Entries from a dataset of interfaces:
((

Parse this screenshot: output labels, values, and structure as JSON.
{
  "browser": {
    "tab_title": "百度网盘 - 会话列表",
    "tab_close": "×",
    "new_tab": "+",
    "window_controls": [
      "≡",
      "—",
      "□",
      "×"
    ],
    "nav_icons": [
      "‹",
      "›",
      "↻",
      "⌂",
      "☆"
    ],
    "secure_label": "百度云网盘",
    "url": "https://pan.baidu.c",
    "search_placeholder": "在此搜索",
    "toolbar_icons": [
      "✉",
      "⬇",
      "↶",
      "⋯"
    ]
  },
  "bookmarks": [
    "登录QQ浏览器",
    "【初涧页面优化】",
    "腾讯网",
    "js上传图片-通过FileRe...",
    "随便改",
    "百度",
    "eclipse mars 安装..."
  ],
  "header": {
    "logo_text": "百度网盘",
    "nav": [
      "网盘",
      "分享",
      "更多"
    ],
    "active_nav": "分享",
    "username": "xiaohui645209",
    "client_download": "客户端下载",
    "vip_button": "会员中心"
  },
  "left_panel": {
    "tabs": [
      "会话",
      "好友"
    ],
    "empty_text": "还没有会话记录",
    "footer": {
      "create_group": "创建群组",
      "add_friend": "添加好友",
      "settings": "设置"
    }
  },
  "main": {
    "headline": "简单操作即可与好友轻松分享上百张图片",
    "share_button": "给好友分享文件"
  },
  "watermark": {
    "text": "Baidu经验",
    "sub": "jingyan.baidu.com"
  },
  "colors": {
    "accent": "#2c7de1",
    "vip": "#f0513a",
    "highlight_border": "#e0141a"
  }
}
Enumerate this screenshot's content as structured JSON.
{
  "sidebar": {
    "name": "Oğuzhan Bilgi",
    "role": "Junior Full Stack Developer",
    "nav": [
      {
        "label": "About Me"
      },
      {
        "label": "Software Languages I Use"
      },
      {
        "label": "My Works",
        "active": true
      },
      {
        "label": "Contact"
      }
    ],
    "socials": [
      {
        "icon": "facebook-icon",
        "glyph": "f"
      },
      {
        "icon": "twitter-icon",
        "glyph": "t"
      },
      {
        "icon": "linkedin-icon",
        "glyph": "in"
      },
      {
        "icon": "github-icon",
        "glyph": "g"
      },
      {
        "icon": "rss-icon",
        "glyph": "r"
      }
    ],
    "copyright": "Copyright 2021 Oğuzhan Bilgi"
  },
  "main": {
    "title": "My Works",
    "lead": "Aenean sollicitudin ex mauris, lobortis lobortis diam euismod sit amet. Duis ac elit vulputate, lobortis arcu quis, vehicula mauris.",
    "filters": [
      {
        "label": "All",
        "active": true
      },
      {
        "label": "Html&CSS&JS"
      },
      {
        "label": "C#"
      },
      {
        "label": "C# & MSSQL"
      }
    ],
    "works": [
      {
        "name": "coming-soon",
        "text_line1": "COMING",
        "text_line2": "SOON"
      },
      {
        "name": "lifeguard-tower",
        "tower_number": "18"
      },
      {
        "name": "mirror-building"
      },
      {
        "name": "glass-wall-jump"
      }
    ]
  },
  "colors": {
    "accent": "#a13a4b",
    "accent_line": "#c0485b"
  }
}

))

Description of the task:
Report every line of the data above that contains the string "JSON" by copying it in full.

Result of this exercise:
Parse this screenshot: output labels, values, and structure as JSON.
Enumerate this screenshot's content as structured JSON.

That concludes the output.